Sarkozy's son drops drive for plum public job
The 23-year-old son of French President Nicolas Sarkozy has dropped his bid to run the agency that oversees Paris's wealthy business district, saying on Thursday he wanted to remove any suspicion of nepotism.world Updated: Oct 23, 2009 02:19 IST
The 23-year-old son of French President Nicolas Sarkozy has dropped his bid to run the agency that oversees Paris's wealthy business district, saying on Thursday he wanted to remove any suspicion of nepotism.
However, Jean Sarkozy told French 2 television he would still seek a seat on the board of the influential EPAD agency at a vote scheduled for Friday.
"If I am elected, I will not seek to become chairman," said the youthful Sarkozy, a second-year law student who is looking to build a career for himself in politics.
Critics widely denounced his efforts to take the helm of EPAD, which manages the La Defense neighbourhood on the outskirts of Paris, and accused his father of orchestrating the unprecedented promotion.
"I would not want any victory to be overshadowed by suspicion. I won't accept being suspected of favouritism," said Sarkozy, who belied his young age with a polished, self-assured performance on primetime television.
Jean's partial retreat represents a setback for his father, who spent a lot of political capital defending the move on EPAD and clearly did not expect the hostile reaction to his son's precocious ambitions.
La Defense is a large zone of skyscrapers and corporate headquarters that was created by former President Charles de Gaulle in 1958 and generates around 10 percent of French gross domestic product.
A President, a father
Jean, the president's second son from his first marriage, entered politics last year when he was elected as a councillor in the suburb where his father built his own political career.
The young Sarkozy will almost certainly win a seat on the board of EPAD, where centre-right supporters enjoy a majority. He had previously said he then would stand for chairman when that position became vacant in December.
Asked if he had talked to President Sarkozy before deciding to hold back, Jean said: "Did I talk to the president? no. Did I talk to my father? Yes. He is like all fathers and I am like all sons. It is natural that at difficult times, we talk together."
Opinion polls showed that the majority of French voters on both the right and the left were opposed to Jean Sarkozy taking charge at EPAD.
Some critics said Sarkozy's France risked becoming a banana republic and scores of opponents staged a demonstration at La Defense on Thursday, waving bananas in the air.
Jean Sarkozy said his candidacy had been unfairly hobbled.
"For the last two weeks, there has been a campaign of manipulation and misinformation," he said, adding that he would take the disappointment in his stride.
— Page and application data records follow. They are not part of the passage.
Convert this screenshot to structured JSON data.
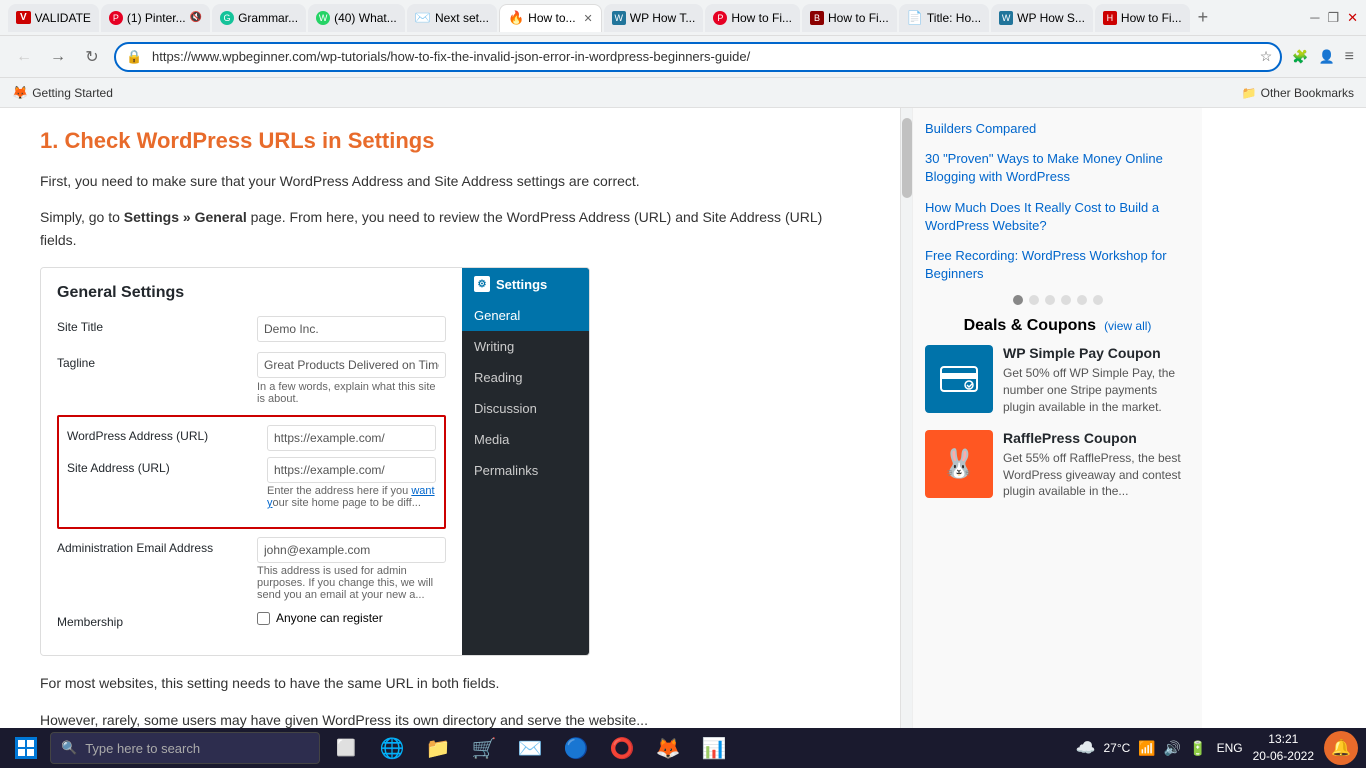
{
  "browser": {
    "tabs": [
      {
        "id": "validate",
        "label": "VALIDATE",
        "favicon_color": "#cc0000",
        "favicon_text": "V",
        "active": false
      },
      {
        "id": "pinterest",
        "label": "(1) Pinter...",
        "favicon_color": "#e60023",
        "favicon_text": "P",
        "active": false,
        "muted": true
      },
      {
        "id": "grammarly",
        "label": "Grammar...",
        "favicon_color": "#15c39a",
        "favicon_text": "G",
        "active": false
      },
      {
        "id": "whatsapp",
        "label": "(40) What...",
        "favicon_color": "#25d366",
        "favicon_text": "W",
        "active": false
      },
      {
        "id": "gmail",
        "label": "Next set...",
        "favicon_color": "#ea4335",
        "favicon_text": "M",
        "active": false
      },
      {
        "id": "howto_active",
        "label": "How to...",
        "favicon_color": "#ff6600",
        "favicon_text": "🔥",
        "active": true
      },
      {
        "id": "wp1",
        "label": "WP How T...",
        "favicon_color": "#21759b",
        "favicon_text": "W",
        "active": false
      },
      {
        "id": "howto2",
        "label": "How to Fi...",
        "favicon_color": "#e60023",
        "favicon_text": "P",
        "active": false
      },
      {
        "id": "howto3",
        "label": "How to Fi...",
        "favicon_color": "#8B0000",
        "favicon_text": "B",
        "active": false
      },
      {
        "id": "titlehow",
        "label": "Title: Ho...",
        "favicon_color": "#0066cc",
        "favicon_text": "E",
        "active": false
      },
      {
        "id": "wp2",
        "label": "WP How S...",
        "favicon_color": "#21759b",
        "favicon_text": "W",
        "active": false
      },
      {
        "id": "howto4",
        "label": "How to Fi...",
        "favicon_color": "#cc0000",
        "favicon_text": "H",
        "active": false
      }
    ],
    "address": "https://www.wpbeginner.com/wp-tutorials/how-to-fix-the-invalid-json-error-in-wordpress-beginners-guide/",
    "bookmark": "Getting Started",
    "other_bookmarks": "Other Bookmarks"
  },
  "article": {
    "heading": "1. Check WordPress URLs in Settings",
    "para1": "First, you need to make sure that your WordPress Address and Site Address settings are correct.",
    "para2_parts": [
      "Simply, go to ",
      "Settings » General",
      " page. From here, you need to review the WordPress Address (URL) and Site Address (URL) fields."
    ],
    "screenshot": {
      "title": "General Settings",
      "fields": [
        {
          "label": "Site Title",
          "value": "Demo Inc.",
          "type": "text"
        },
        {
          "label": "Tagline",
          "value": "Great Products Delivered on Time",
          "hint": "In a few words, explain what this site is about.",
          "type": "text"
        },
        {
          "label": "WordPress Address (URL)",
          "value": "https://example.com/",
          "type": "url",
          "highlighted": true
        },
        {
          "label": "Site Address (URL)",
          "value": "https://example.com/",
          "hint": "Enter the address here if you want your site home page to be diff...",
          "type": "url",
          "highlighted": true
        },
        {
          "label": "Administration Email Address",
          "value": "john@example.com",
          "hint": "This address is used for admin purposes. If you change this, we will send you an email at your new a...",
          "type": "email"
        },
        {
          "label": "Membership",
          "value": "",
          "checkbox_label": "Anyone can register",
          "type": "checkbox"
        }
      ],
      "wp_menu": {
        "header": "Settings",
        "items": [
          "General",
          "Writing",
          "Reading",
          "Discussion",
          "Media",
          "Permalinks"
        ]
      }
    },
    "para3": "For most websites, this setting needs to have the same URL in both fields.",
    "para4": "However, rarely, some users may have given WordPress its own directory and serve the website..."
  },
  "sidebar": {
    "links": [
      "Builders Compared",
      "30 \"Proven\" Ways to Make Money Online Blogging with WordPress",
      "How Much Does It Really Cost to Build a WordPress Website?",
      "Free Recording: WordPress Workshop for Beginners"
    ],
    "carousel_dots": 6,
    "deals": {
      "title": "Deals & Coupons",
      "view_all": "(view all)",
      "items": [
        {
          "icon": "💳",
          "icon_bg": "blue",
          "title": "WP Simple Pay Coupon",
          "desc": "Get 50% off WP Simple Pay, the number one Stripe payments plugin available in the market."
        },
        {
          "icon": "🐰",
          "icon_bg": "orange",
          "title": "RafflePress Coupon",
          "desc": "Get 55% off RafflePress, the best WordPress giveaway and contest plugin available in the..."
        }
      ]
    }
  },
  "taskbar": {
    "search_placeholder": "Type here to search",
    "apps": [
      "⊞",
      "🔍",
      "⬜",
      "🌐",
      "📁",
      "🛒",
      "⚙️",
      "🦊",
      "🔴"
    ],
    "sys": {
      "weather": "27°C",
      "language": "ENG",
      "time": "13:21",
      "date": "20-06-2022"
    }
  }
}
"I am not deaf. I am not blind. I have made a decision. I am not at all bitter. I have learnt a lot," he said, making clear that he would remain in public life.
"I have a vocation for politics, a passion for politics."